#### Exercise:
Could you repeat every line below exactly, skipping the images?

[Page and application data records]
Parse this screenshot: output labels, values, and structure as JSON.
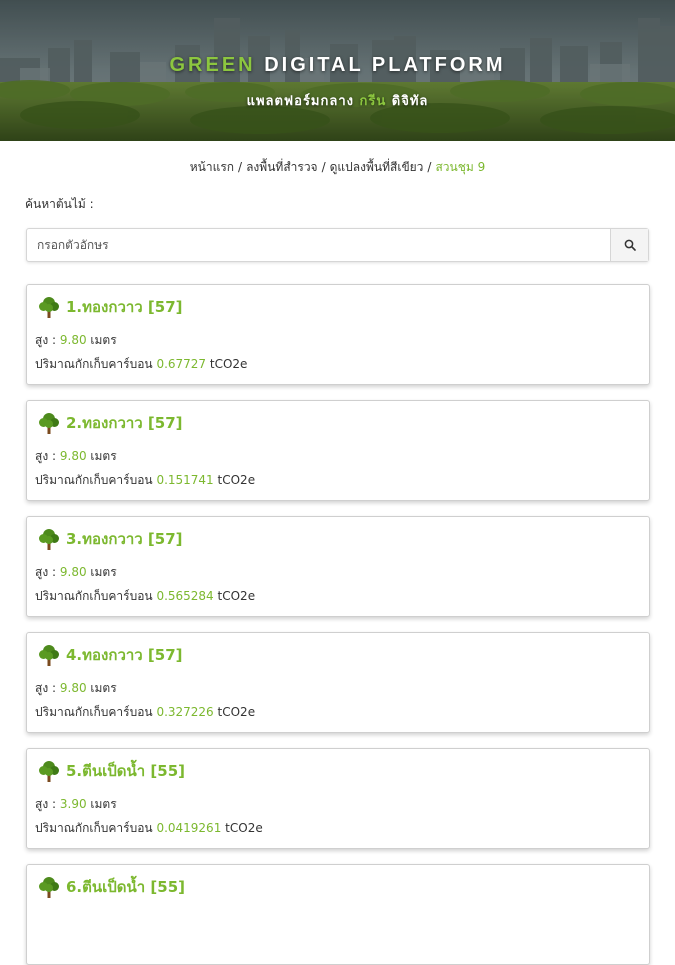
{
  "header": {
    "title_green": "GREEN",
    "title_rest": "DIGITAL PLATFORM",
    "subtitle_pre": "แพลตฟอร์มกลาง",
    "subtitle_green": "กรีน",
    "subtitle_post": "ดิจิทัล"
  },
  "breadcrumb": {
    "items": [
      "หน้าแรก",
      "ลงพื้นที่สำรวจ",
      "ดูแปลงพื้นที่สีเขียว"
    ],
    "separator": "/",
    "active": "สวนชุม 9"
  },
  "search": {
    "label": "ค้นหาต้นไม้ :",
    "placeholder": "กรอกตัวอักษร",
    "value": ""
  },
  "labels": {
    "height_label": "สูง :",
    "height_unit": "เมตร",
    "carbon_label": "ปริมาณกักเก็บคาร์บอน",
    "carbon_unit": "tCO2e"
  },
  "trees": [
    {
      "title": "1.ทองกวาว [57]",
      "height": "9.80",
      "carbon": "0.67727"
    },
    {
      "title": "2.ทองกวาว [57]",
      "height": "9.80",
      "carbon": "0.151741"
    },
    {
      "title": "3.ทองกวาว [57]",
      "height": "9.80",
      "carbon": "0.565284"
    },
    {
      "title": "4.ทองกวาว [57]",
      "height": "9.80",
      "carbon": "0.327226"
    },
    {
      "title": "5.ตีนเป็ดน้ำ [55]",
      "height": "3.90",
      "carbon": "0.0419261"
    },
    {
      "title": "6.ตีนเป็ดน้ำ [55]",
      "height": "",
      "carbon": ""
    }
  ],
  "colors": {
    "accent": "#7cb82f",
    "hero_green": "#8cc63f"
  },
  "icons": {
    "tree": "tree-icon",
    "search": "search-icon"
  }
}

#### Your response:
Parse this screenshot: output labels, values, and structure as JSON.
{
  "header": {
    "title_green": "GREEN",
    "title_rest": "DIGITAL PLATFORM",
    "subtitle_pre": "แพลตฟอร์มกลาง",
    "subtitle_green": "กรีน",
    "subtitle_post": "ดิจิทัล"
  },
  "breadcrumb": {
    "items": [
      "หน้าแรก",
      "ลงพื้นที่สำรวจ",
      "ดูแปลงพื้นที่สีเขียว"
    ],
    "separator": "/",
    "active": "สวนชุม 9"
  },
  "search": {
    "label": "ค้นหาต้นไม้ :",
    "placeholder": "กรอกตัวอักษร",
    "value": ""
  },
  "labels": {
    "height_label": "สูง :",
    "height_unit": "เมตร",
    "carbon_label": "ปริมาณกักเก็บคาร์บอน",
    "carbon_unit": "tCO2e"
  },
  "trees": [
    {
      "title": "1.ทองกวาว [57]",
      "height": "9.80",
      "carbon": "0.67727"
    },
    {
      "title": "2.ทองกวาว [57]",
      "height": "9.80",
      "carbon": "0.151741"
    },
    {
      "title": "3.ทองกวาว [57]",
      "height": "9.80",
      "carbon": "0.565284"
    },
    {
      "title": "4.ทองกวาว [57]",
      "height": "9.80",
      "carbon": "0.327226"
    },
    {
      "title": "5.ตีนเป็ดน้ำ [55]",
      "height": "3.90",
      "carbon": "0.0419261"
    },
    {
      "title": "6.ตีนเป็ดน้ำ [55]",
      "height": "",
      "carbon": ""
    }
  ],
  "colors": {
    "accent": "#7cb82f",
    "hero_green": "#8cc63f"
  },
  "icons": {
    "tree": "tree-icon",
    "search": "search-icon"
  }
}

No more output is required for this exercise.